Has an unreliable supplier let you down? Are late orders backing up the system? Are your ears still ringing from that angry customer’s call? You need to get your ducks in a row before you figure out which one foots the bill. Don’t blame Jemima from accounting, Donald in sales, or Daffy in operations. Legally, purchase orders (POs) are binding, so check that first and go from there.
Except there’s a bit more to it than that. Of course.
What does a purchase order look like?
There are a few standard steps to the process of ordering goods from a supplier:
- You’ve sent a supplier a request to order their items. All the details are there, including an agreed price and date of ordering.
- The supplier then communicates their agreement or receipt of the PO, and will normally take payment at that point, or give a due date for payment.
- The goods are sent and you will get an invoice. You can compare the purchase order, shipping information and invoice to ensure they are all correct.
So, if you send the PO and the goods don’t show up or are defective, you might ask, ‘Isn’t the supplier legally obliged to fulfil the order or provide compensation?’
If only it were so simple
As is often the case with agreements between parties, purchase orders are wrapped in legal ‘ifs’, ‘ands’ or ‘buts.’ The nitty gritty details may differ between countries, but as a rule, a purchase order is only as good as the Terms and Conditions that back it up.
These T&Cs are agreed at the start of the supplier/buyer relationship. This is a matter of negotiation; neither party wants to end up losing out. Government regulations need to be factored in, as well as the processes of each business. This provides the foundation for purchase orders, and with it, their legal basis.
You might find that things get more complicated in practice, though. Some suppliers, for example, don’t confirm a PO as standard practice. Some might need you to return their agreement to a PO with your own confirmation. It can be a minefield, especially if you work with several suppliers that all have their own ways of working.
I’m still not clear, is a purchase order a contract?
A contract is a legal document usually used for the purchase of services. Although there may be renewal clauses, it represents a long-term agreement between the seller and the buyer. Contracts can also be used in the place of purchase orders, depending on the nature of the transaction.
On the other hand, a purchase order is used for buying items, and is an agreement for a single business transaction. It represents a short-term arrangement that has no bearing on past or future purchases. It is legally binding only within these boundaries.
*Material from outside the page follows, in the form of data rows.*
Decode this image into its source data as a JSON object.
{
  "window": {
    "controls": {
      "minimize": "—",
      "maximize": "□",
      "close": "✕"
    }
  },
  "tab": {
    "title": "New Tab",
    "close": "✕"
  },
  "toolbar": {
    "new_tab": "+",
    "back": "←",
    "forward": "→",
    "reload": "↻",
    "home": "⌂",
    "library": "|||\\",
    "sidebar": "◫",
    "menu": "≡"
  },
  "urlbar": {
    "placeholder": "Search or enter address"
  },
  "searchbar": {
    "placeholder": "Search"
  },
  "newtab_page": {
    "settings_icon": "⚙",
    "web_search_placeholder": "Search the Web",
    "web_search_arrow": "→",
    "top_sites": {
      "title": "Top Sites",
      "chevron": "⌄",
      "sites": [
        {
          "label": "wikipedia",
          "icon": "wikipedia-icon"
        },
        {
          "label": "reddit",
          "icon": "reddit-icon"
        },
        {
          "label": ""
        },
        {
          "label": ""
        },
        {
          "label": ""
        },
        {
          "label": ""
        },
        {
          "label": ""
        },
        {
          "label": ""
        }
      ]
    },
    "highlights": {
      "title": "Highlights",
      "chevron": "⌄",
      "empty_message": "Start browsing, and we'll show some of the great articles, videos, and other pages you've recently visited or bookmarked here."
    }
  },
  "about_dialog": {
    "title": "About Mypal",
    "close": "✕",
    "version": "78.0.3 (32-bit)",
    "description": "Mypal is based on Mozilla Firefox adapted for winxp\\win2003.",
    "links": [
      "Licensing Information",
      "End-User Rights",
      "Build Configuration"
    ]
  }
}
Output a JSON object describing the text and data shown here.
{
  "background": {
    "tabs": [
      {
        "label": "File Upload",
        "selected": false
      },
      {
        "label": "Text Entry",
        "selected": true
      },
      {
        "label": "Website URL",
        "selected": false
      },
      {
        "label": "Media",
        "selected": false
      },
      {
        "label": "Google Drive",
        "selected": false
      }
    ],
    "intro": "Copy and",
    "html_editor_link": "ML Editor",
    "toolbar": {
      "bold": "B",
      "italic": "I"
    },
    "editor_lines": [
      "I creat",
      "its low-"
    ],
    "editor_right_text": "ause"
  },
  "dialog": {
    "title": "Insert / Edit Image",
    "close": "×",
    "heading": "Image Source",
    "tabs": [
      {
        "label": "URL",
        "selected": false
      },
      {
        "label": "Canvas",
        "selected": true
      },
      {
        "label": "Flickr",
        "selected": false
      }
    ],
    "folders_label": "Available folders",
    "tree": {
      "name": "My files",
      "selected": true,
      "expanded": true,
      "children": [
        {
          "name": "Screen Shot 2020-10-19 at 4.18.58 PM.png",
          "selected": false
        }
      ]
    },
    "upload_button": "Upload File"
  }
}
The best way to give yourself a solid legal ground to stand on with purchase orders, then, is to have the strongest negotiating position. Once you have that, avoid confusion with a simple, traceable process for purchasing. Try Turbine. Your suppliers will take to it like ducks to water.